Two suits filed against Bayer in Illinois

Two Illinois residents have filed suit against Bayer, claiming that Trasylol injections led to acute renal failure and other problems in one case and death in the other. Both complaints were filed in the St. Clair County Circuit Court. Gary Harms received a Trasylol injection in 2005 while he was undergoing heart surgery at Des Peres Hospital in St. Louis, Missouri. He has since suffered from acute renal failure and requires regular dialysis to perform the functions of his failed kidneys. Researchers first discovered a link between Trasylol and kidney failure in the early 1980s when lab animals that received ... Read More

Heparin Linked to Severe Allergic Reactions

FDA advises health care practitioners to switch suppliers and limit use of drug until problem identified The U.S. Food and Drug Administration announced today that Baxter Healthcare Corporation has temporarily stopped manufacturing multiple-dose vials of the injectable blood-thinning drug heparin due to reports of serious allergic reactions and hypotension (low blood pressure) in patients who receive high “bolus” doses of the drug. Serious reactions to the drug have included difficulty breathing, nausea, vomiting, excessive sweating, and rapidly falling blood pressure that can lead to life-threatening shock. Four people have died after receiving heparin, although the relationship to the drug is ... Read More

Senate supports roof crush liability

A U.S. Senate panel recommended Wednesday that a National Highway Traffic Safety Administration (NHTSA) proposal on vehicle roof strength requirements be amended so that it does not limit the ability of plaintiffs to sue automakers in roof crush cases, according to an Associated Press report. The NHTSA proposal to upgrade Federal Motor Vehicle Safety Standard No. 216 (FMVSS 216) would require that a roof withstand an applied force equal to 2.5 times the vehicle’s weight while maintaining sufficient headroom for an average size adult male. The current standard is 1.5 times the vehicle’s weight. Consumer groups, led by the People ... Read More

Alabama Among Worst

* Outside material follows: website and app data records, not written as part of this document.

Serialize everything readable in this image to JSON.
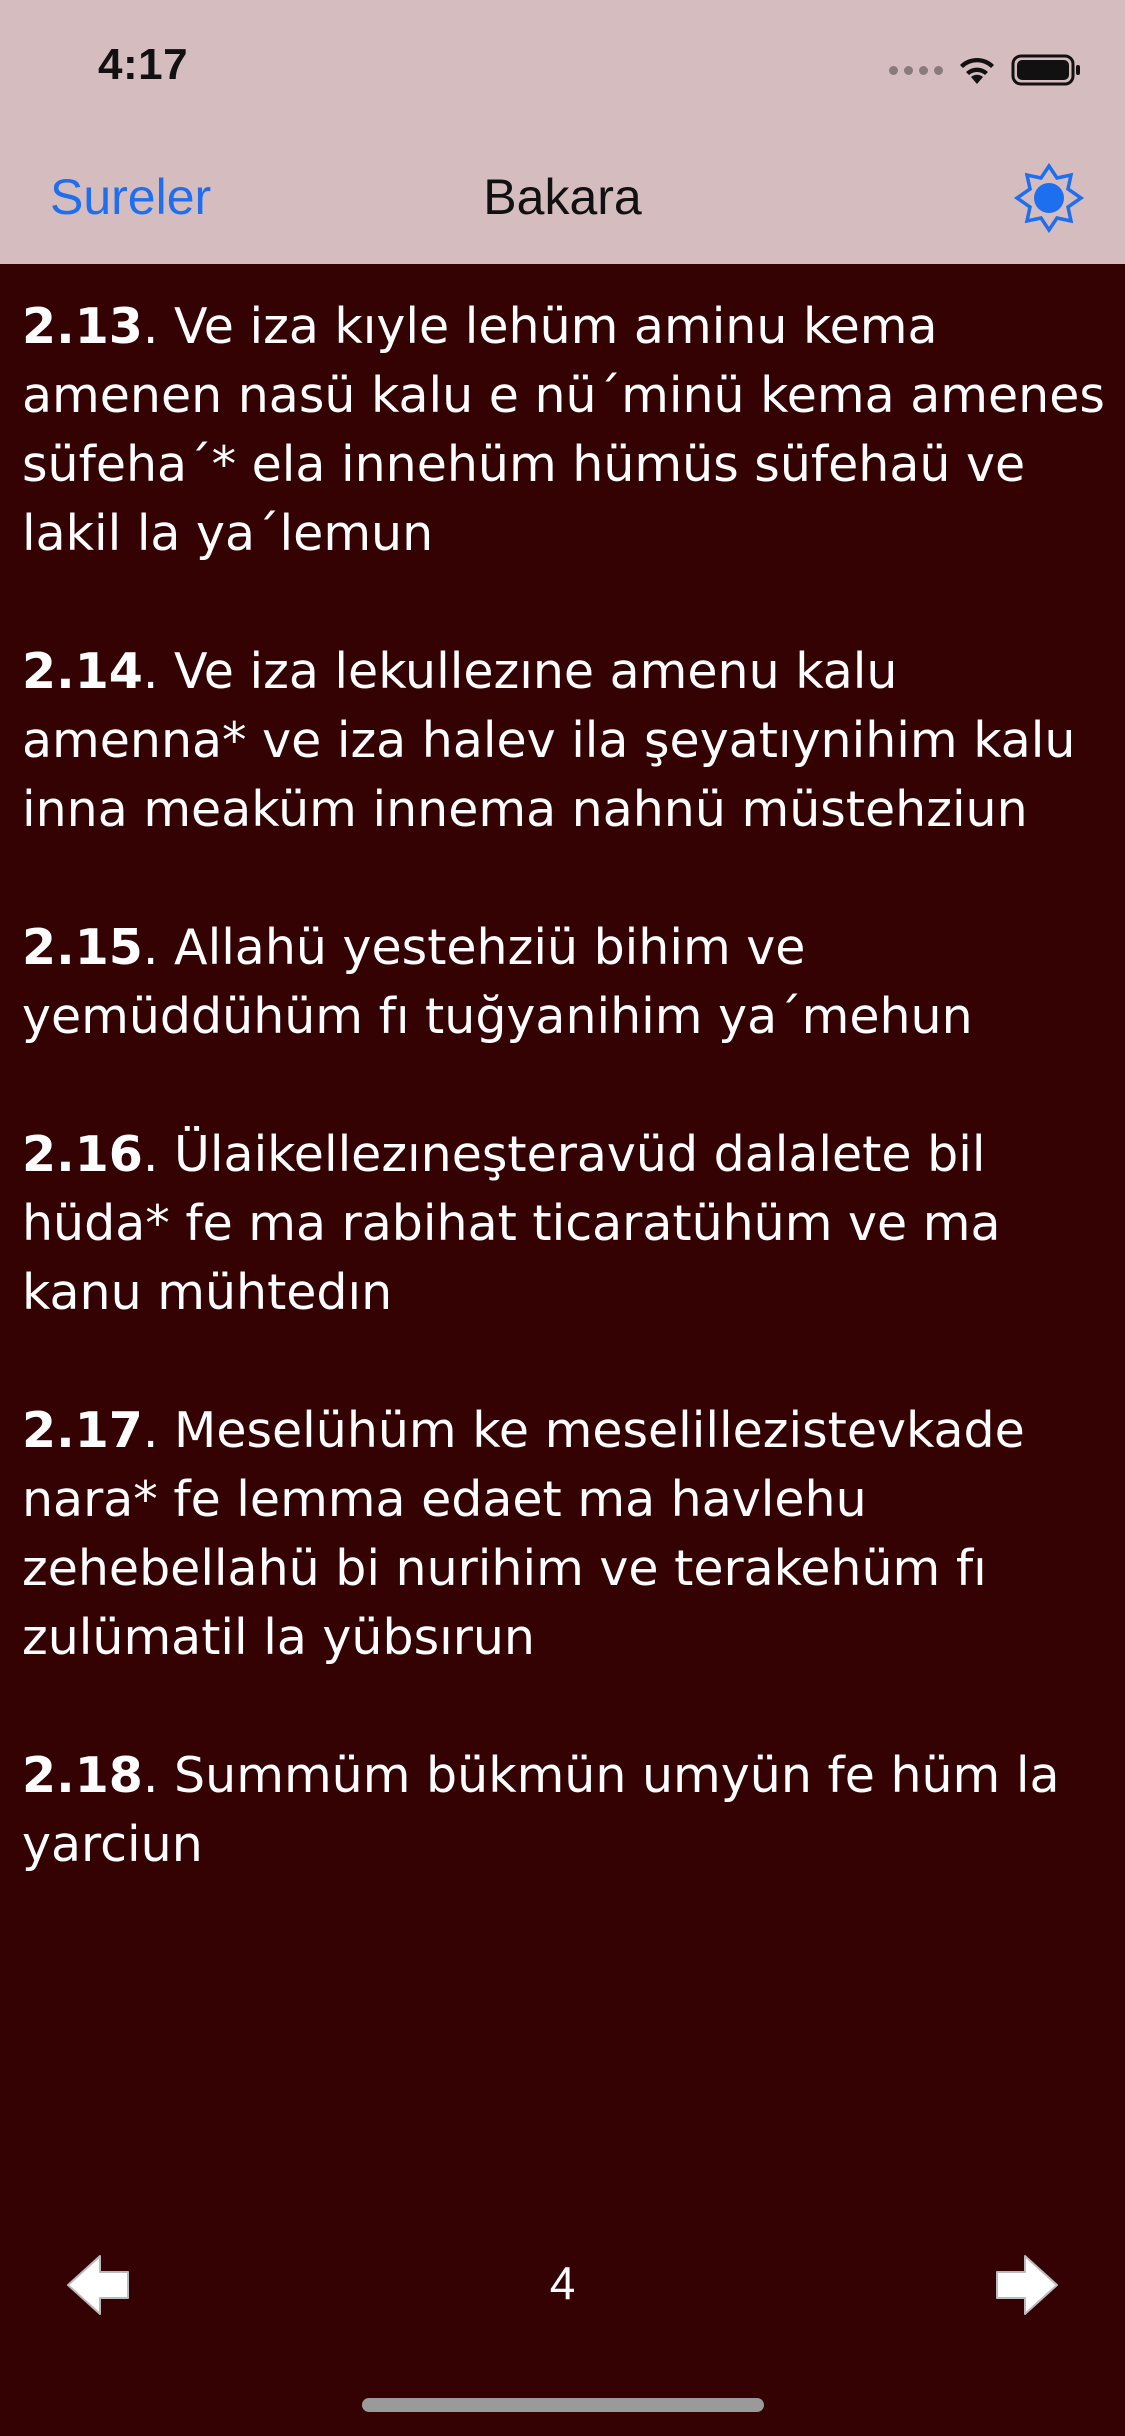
{
  "status_bar": {
    "time": "4:17"
  },
  "nav": {
    "back_label": "Sureler",
    "title": "Bakara"
  },
  "verses": [
    {
      "number": "2.13",
      "text": ". Ve iza kıyle lehüm aminu kema amenen nasü kalu e nü´minü kema amenes süfeha´* ela innehüm hümüs süfehaü ve lakil la ya´lemun"
    },
    {
      "number": "2.14",
      "text": ". Ve iza lekullezıne amenu kalu amenna* ve iza halev ila şeyatıynihim kalu inna meaküm innema nahnü müstehziun"
    },
    {
      "number": "2.15",
      "text": ". Allahü yestehziü bihim ve yemüddühüm fı tuğyanihim ya´mehun"
    },
    {
      "number": "2.16",
      "text": ". Ülaikellezıneşteravüd dalalete bil hüda* fe ma rabihat ticaratühüm ve ma kanu mühtedın"
    },
    {
      "number": "2.17",
      "text": ". Meselühüm ke meselillezistevkade nara* fe lemma edaet ma havlehu zehebellahü bi nurihim ve terakehüm fı zulümatil la yübsırun"
    },
    {
      "number": "2.18",
      "text": ". Summüm bükmün umyün fe hüm la yarciun"
    }
  ],
  "footer": {
    "page_number": "4",
    "prev_icon": "arrow-left-icon",
    "next_icon": "arrow-right-icon"
  },
  "colors": {
    "header_bg": "#d5bdbf",
    "content_bg": "#350204",
    "accent": "#1e6ef0",
    "text": "#ffffff"
  }
}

A review of the nation’s nursing home inspection reports by the Congressional Government Accountability Office (GAO) lists Alabama among nine states with the worst records of nursing home inspection accuracy, saying inspectors missed serious problems in more than 25 percent of all inspections from 2002-2007. The report said most states still fared dismally, missing at least one serious deficiency in 15 percent of all inspections. Other states on the “worst reporting” list are Arizona, Missouri, New Mexico, Oklahoma, South Carolina and South Dakota. Results of the report were published in the New York Times May 15, which says the study ... Read More

NSF study finds link between Gadolinium used in MRI and debilitating disease

Another Nephrogenic Systemic Fibrosis (NSF) study has tied the debilitating condition to Gadolinium contrast agents used in Magnetic Resonance Imaging (MRI). This latest NSF research was conducted by the Centers for Disease Control (CDC), which examined a cluster of NSF patients at one unidentified St. Louis Missouri Hospital. The CDC found that the exposure to Gadolinium contrast dyes during MRI was independently associated with the development of NSF. NSF (sometimes called Nephrogenic Fibrosing Dermopathy or NFD) was first seen in patients in 1997, and it wasn’t mentioned in medical literature until 2000. NSF leads to excessive formation of connective tissue ... Read More